(EXERCISE BRIEF) A line-by-line copy of the material below is required.

(SOURCE MATERIAL)
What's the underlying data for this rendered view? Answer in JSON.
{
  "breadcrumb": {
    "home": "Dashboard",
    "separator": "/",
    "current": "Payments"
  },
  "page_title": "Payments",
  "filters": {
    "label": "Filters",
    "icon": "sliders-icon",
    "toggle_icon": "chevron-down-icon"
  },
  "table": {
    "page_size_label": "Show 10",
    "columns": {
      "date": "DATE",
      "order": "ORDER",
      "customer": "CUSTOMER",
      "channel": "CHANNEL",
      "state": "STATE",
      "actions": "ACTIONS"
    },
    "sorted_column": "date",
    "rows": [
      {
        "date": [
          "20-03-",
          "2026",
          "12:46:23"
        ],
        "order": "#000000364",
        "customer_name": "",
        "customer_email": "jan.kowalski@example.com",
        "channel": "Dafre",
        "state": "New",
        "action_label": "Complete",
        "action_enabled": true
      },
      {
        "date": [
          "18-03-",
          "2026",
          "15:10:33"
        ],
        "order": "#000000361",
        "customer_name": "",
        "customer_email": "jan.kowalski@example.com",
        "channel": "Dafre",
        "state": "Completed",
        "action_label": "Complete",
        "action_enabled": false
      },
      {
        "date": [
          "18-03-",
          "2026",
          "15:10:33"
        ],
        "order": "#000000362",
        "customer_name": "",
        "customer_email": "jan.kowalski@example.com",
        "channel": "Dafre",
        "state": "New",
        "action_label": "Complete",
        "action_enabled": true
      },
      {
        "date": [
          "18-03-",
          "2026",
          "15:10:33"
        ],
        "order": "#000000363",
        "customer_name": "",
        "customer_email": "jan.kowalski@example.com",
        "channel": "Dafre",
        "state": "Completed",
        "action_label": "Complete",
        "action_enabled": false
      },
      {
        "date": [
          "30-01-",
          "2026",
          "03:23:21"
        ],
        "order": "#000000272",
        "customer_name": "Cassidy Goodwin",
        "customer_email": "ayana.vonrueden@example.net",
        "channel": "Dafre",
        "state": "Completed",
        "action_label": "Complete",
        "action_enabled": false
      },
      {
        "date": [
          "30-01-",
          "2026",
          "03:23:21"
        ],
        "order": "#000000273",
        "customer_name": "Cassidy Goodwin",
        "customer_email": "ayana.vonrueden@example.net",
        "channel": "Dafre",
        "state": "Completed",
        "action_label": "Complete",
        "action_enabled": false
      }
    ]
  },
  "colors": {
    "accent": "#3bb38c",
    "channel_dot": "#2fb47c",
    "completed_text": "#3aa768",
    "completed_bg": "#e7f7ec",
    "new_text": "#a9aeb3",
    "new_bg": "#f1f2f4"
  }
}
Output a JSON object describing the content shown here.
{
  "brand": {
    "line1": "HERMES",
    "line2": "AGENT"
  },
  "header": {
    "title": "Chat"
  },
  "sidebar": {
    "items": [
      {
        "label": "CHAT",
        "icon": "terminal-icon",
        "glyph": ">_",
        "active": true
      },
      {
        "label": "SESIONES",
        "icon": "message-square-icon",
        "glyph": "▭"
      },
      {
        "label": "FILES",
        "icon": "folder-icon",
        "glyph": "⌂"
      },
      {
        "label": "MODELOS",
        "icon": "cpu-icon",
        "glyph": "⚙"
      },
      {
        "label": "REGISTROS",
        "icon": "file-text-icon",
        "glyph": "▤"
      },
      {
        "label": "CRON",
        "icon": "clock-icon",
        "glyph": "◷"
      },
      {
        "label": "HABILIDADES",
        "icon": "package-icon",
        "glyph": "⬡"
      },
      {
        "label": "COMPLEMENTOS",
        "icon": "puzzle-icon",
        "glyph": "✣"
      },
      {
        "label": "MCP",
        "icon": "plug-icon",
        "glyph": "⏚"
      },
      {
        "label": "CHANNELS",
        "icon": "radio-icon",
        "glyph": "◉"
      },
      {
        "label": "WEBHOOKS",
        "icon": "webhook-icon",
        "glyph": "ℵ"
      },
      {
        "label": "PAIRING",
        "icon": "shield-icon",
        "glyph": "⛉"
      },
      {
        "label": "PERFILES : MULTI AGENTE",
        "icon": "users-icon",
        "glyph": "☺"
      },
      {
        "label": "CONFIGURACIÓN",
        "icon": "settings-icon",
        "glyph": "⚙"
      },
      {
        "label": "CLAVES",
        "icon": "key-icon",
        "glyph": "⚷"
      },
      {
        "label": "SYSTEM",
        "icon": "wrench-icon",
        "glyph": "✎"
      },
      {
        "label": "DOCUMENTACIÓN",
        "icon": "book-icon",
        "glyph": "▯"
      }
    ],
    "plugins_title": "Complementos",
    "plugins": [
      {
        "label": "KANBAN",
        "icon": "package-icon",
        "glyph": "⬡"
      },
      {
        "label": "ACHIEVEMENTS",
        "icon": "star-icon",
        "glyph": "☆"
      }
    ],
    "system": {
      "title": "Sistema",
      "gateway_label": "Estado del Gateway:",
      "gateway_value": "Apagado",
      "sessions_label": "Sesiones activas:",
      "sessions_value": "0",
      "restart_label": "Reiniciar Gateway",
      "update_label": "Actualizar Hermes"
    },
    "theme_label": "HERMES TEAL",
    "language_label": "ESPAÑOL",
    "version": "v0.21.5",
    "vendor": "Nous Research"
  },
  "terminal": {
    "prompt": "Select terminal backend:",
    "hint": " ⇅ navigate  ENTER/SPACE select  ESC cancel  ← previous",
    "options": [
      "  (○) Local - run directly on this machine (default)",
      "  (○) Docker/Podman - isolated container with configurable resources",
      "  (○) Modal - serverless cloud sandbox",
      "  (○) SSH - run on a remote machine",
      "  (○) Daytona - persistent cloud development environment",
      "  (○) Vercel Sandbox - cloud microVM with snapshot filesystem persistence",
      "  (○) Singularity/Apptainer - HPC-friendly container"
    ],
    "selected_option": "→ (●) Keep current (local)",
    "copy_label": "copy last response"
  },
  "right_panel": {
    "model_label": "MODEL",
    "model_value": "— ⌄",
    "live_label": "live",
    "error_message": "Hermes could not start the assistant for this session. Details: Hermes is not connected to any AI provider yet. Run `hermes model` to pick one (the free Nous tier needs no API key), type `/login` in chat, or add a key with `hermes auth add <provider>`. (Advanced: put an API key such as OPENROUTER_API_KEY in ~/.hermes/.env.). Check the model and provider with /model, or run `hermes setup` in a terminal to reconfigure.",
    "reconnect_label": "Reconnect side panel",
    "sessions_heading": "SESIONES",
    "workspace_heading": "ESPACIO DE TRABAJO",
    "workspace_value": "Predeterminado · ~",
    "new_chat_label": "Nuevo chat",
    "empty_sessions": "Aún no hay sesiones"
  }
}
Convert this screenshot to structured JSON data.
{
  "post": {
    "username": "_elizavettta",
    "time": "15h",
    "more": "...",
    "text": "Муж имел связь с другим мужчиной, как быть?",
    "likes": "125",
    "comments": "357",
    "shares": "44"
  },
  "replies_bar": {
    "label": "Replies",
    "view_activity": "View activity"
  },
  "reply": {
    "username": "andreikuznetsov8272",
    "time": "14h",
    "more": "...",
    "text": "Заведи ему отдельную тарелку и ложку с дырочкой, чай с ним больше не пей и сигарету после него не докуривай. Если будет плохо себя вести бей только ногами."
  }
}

(WRITTEN ANSWER)
What's the underlying data for this rendered view? Answer in JSON.
{
  "breadcrumb": {
    "home": "Dashboard",
    "separator": "/",
    "current": "Payments"
  },
  "page_title": "Payments",
  "filters": {
    "label": "Filters",
    "icon": "sliders-icon",
    "toggle_icon": "chevron-down-icon"
  },
  "table": {
    "page_size_label": "Show 10",
    "columns": {
      "date": "DATE",
      "order": "ORDER",
      "customer": "CUSTOMER",
      "channel": "CHANNEL",
      "state": "STATE",
      "actions": "ACTIONS"
    },
    "sorted_column": "date",
    "rows": [
      {
        "date": [
          "20-03-",
          "2026",
          "12:46:23"
        ],
        "order": "#000000364",
        "customer_name": "",
        "customer_email": "jan.kowalski@example.com",
        "channel": "Dafre",
        "state": "New",
        "action_label": "Complete",
        "action_enabled": true
      },
      {
        "date": [
          "18-03-",
          "2026",
          "15:10:33"
        ],
        "order": "#000000361",
        "customer_name": "",
        "customer_email": "jan.kowalski@example.com",
        "channel": "Dafre",
        "state": "Completed",
        "action_label": "Complete",
        "action_enabled": false
      },
      {
        "date": [
          "18-03-",
          "2026",
          "15:10:33"
        ],
        "order": "#000000362",
        "customer_name": "",
        "customer_email": "jan.kowalski@example.com",
        "channel": "Dafre",
        "state": "New",
        "action_label": "Complete",
        "action_enabled": true
      },
      {
        "date": [
          "18-03-",
          "2026",
          "15:10:33"
        ],
        "order": "#000000363",
        "customer_name": "",
        "customer_email": "jan.kowalski@example.com",
        "channel": "Dafre",
        "state": "Completed",
        "action_label": "Complete",
        "action_enabled": false
      },
      {
        "date": [
          "30-01-",
          "2026",
          "03:23:21"
        ],
        "order": "#000000272",
        "customer_name": "Cassidy Goodwin",
        "customer_email": "ayana.vonrueden@example.net",
        "channel": "Dafre",
        "state": "Completed",
        "action_label": "Complete",
        "action_enabled": false
      },
      {
        "date": [
          "30-01-",
          "2026",
          "03:23:21"
        ],
        "order": "#000000273",
        "customer_name": "Cassidy Goodwin",
        "customer_email": "ayana.vonrueden@example.net",
        "channel": "Dafre",
        "state": "Completed",
        "action_label": "Complete",
        "action_enabled": false
      }
    ]
  },
  "colors": {
    "accent": "#3bb38c",
    "channel_dot": "#2fb47c",
    "completed_text": "#3aa768",
    "completed_bg": "#e7f7ec",
    "new_text": "#a9aeb3",
    "new_bg": "#f1f2f4"
  }
}
Output a JSON object describing the content shown here.
{
  "brand": {
    "line1": "HERMES",
    "line2": "AGENT"
  },
  "header": {
    "title": "Chat"
  },
  "sidebar": {
    "items": [
      {
        "label": "CHAT",
        "icon": "terminal-icon",
        "glyph": ">_",
        "active": true
      },
      {
        "label": "SESIONES",
        "icon": "message-square-icon",
        "glyph": "▭"
      },
      {
        "label": "FILES",
        "icon": "folder-icon",
        "glyph": "⌂"
      },
      {
        "label": "MODELOS",
        "icon": "cpu-icon",
        "glyph": "⚙"
      },
      {
        "label": "REGISTROS",
        "icon": "file-text-icon",
        "glyph": "▤"
      },
      {
        "label": "CRON",
        "icon": "clock-icon",
        "glyph": "◷"
      },
      {
        "label": "HABILIDADES",
        "icon": "package-icon",
        "glyph": "⬡"
      },
      {
        "label": "COMPLEMENTOS",
        "icon": "puzzle-icon",
        "glyph": "✣"
      },
      {
        "label": "MCP",
        "icon": "plug-icon",
        "glyph": "⏚"
      },
      {
        "label": "CHANNELS",
        "icon": "radio-icon",
        "glyph": "◉"
      },
      {
        "label": "WEBHOOKS",
        "icon": "webhook-icon",
        "glyph": "ℵ"
      },
      {
        "label": "PAIRING",
        "icon": "shield-icon",
        "glyph": "⛉"
      },
      {
        "label": "PERFILES : MULTI AGENTE",
        "icon": "users-icon",
        "glyph": "☺"
      },
      {
        "label": "CONFIGURACIÓN",
        "icon": "settings-icon",
        "glyph": "⚙"
      },
      {
        "label": "CLAVES",
        "icon": "key-icon",
        "glyph": "⚷"
      },
      {
        "label": "SYSTEM",
        "icon": "wrench-icon",
        "glyph": "✎"
      },
      {
        "label": "DOCUMENTACIÓN",
        "icon": "book-icon",
        "glyph": "▯"
      }
    ],
    "plugins_title": "Complementos",
    "plugins": [
      {
        "label": "KANBAN",
        "icon": "package-icon",
        "glyph": "⬡"
      },
      {
        "label": "ACHIEVEMENTS",
        "icon": "star-icon",
        "glyph": "☆"
      }
    ],
    "system": {
      "title": "Sistema",
      "gateway_label": "Estado del Gateway:",
      "gateway_value": "Apagado",
      "sessions_label": "Sesiones activas:",
      "sessions_value": "0",
      "restart_label": "Reiniciar Gateway",
      "update_label": "Actualizar Hermes"
    },
    "theme_label": "HERMES TEAL",
    "language_label": "ESPAÑOL",
    "version": "v0.21.5",
    "vendor": "Nous Research"
  },
  "terminal": {
    "prompt": "Select terminal backend:",
    "hint": " ⇅ navigate  ENTER/SPACE select  ESC cancel  ← previous",
    "options": [
      "  (○) Local - run directly on this machine (default)",
      "  (○) Docker/Podman - isolated container with configurable resources",
      "  (○) Modal - serverless cloud sandbox",
      "  (○) SSH - run on a remote machine",
      "  (○) Daytona - persistent cloud development environment",
      "  (○) Vercel Sandbox - cloud microVM with snapshot filesystem persistence",
      "  (○) Singularity/Apptainer - HPC-friendly container"
    ],
    "selected_option": "→ (●) Keep current (local)",
    "copy_label": "copy last response"
  },
  "right_panel": {
    "model_label": "MODEL",
    "model_value": "— ⌄",
    "live_label": "live",
    "error_message": "Hermes could not start the assistant for this session. Details: Hermes is not connected to any AI provider yet. Run `hermes model` to pick one (the free Nous tier needs no API key), type `/login` in chat, or add a key with `hermes auth add <provider>`. (Advanced: put an API key such as OPENROUTER_API_KEY in ~/.hermes/.env.). Check the model and provider with /model, or run `hermes setup` in a terminal to reconfigure.",
    "reconnect_label": "Reconnect side panel",
    "sessions_heading": "SESIONES",
    "workspace_heading": "ESPACIO DE TRABAJO",
    "workspace_value": "Predeterminado · ~",
    "new_chat_label": "Nuevo chat",
    "empty_sessions": "Aún no hay sesiones"
  }
}
Convert this screenshot to structured JSON data.
{
  "post": {
    "username": "_elizavettta",
    "time": "15h",
    "more": "...",
    "text": "Муж имел связь с другим мужчиной, как быть?",
    "likes": "125",
    "comments": "357",
    "shares": "44"
  },
  "replies_bar": {
    "label": "Replies",
    "view_activity": "View activity"
  },
  "reply": {
    "username": "andreikuznetsov8272",
    "time": "14h",
    "more": "...",
    "text": "Заведи ему отдельную тарелку и ложку с дырочкой, чай с ним больше не пей и сигарету после него не докуривай. Если будет плохо себя вести бей только ногами."
  }
}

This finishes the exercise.